Binge-Worthy #2: Candy Mountain (Robert Frank, 1987)

Candy Mountain, a low-budget independent feature from the mid-1980s that Robert Frank co-directed, easily ranks among his most significant filmmaking achievements. It’s a deeply personal work etched with social commentary that drives home just how much, in the wake of The Americans, Frank strove to distance himself from that career-defining body of work. It’s also his most mainstream project, and one that he ultimately deemed a failure.

Book Review: Palante: Young Lords Party by Michael Abramson with the Young Lords Party

Inspired by the Black Panthers, the Young Lords Party was an organization of Puerto Rican activists and community organizers, many of whom were first-generation college students at the time. The movement’s heyday lasted a little under two years, from 1969 to 1971. During that time, its members were on the frontlines of the struggle for social, racial, and economic justice.

Binge-Worthy #1: Manhatta (Paul Strand and Charles Sheeler, 1921)

A semi-forgotten gem that MoMA cites as the first American avant-garde film, Manhatta was co-directed by Paul Strand, one of the most influential photographers of the early 20th Century. His co-director was the highly accomplished Charles Sheeler, a classically trained painter and self-taught photographer who came up with the initial concept for the film.

Book Review: Photography Until Now by John Szarkowski

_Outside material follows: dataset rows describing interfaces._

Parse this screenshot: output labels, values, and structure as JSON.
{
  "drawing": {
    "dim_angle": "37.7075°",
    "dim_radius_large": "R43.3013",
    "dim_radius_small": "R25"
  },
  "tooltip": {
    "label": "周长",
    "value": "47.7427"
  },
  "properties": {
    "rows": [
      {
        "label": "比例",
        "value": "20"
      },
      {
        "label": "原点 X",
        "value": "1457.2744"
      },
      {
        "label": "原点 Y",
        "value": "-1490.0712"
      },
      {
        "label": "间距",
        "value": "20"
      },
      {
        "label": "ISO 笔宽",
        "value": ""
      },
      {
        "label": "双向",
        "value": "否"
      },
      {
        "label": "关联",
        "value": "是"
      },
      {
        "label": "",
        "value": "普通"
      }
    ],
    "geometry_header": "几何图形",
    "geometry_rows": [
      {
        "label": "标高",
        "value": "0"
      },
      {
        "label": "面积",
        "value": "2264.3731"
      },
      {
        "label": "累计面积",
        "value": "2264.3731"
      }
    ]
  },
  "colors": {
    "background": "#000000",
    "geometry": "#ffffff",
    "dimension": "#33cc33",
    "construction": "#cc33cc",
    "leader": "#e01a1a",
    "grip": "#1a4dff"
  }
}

Photography Until Now traces a path through the first 150 years of photography. The book, which blends history and criticism in insightful ways, is a sort of companion piece to Beaumont Newhall’s landmark 1937 MoMA exhibition and accompanying book The History of Photography.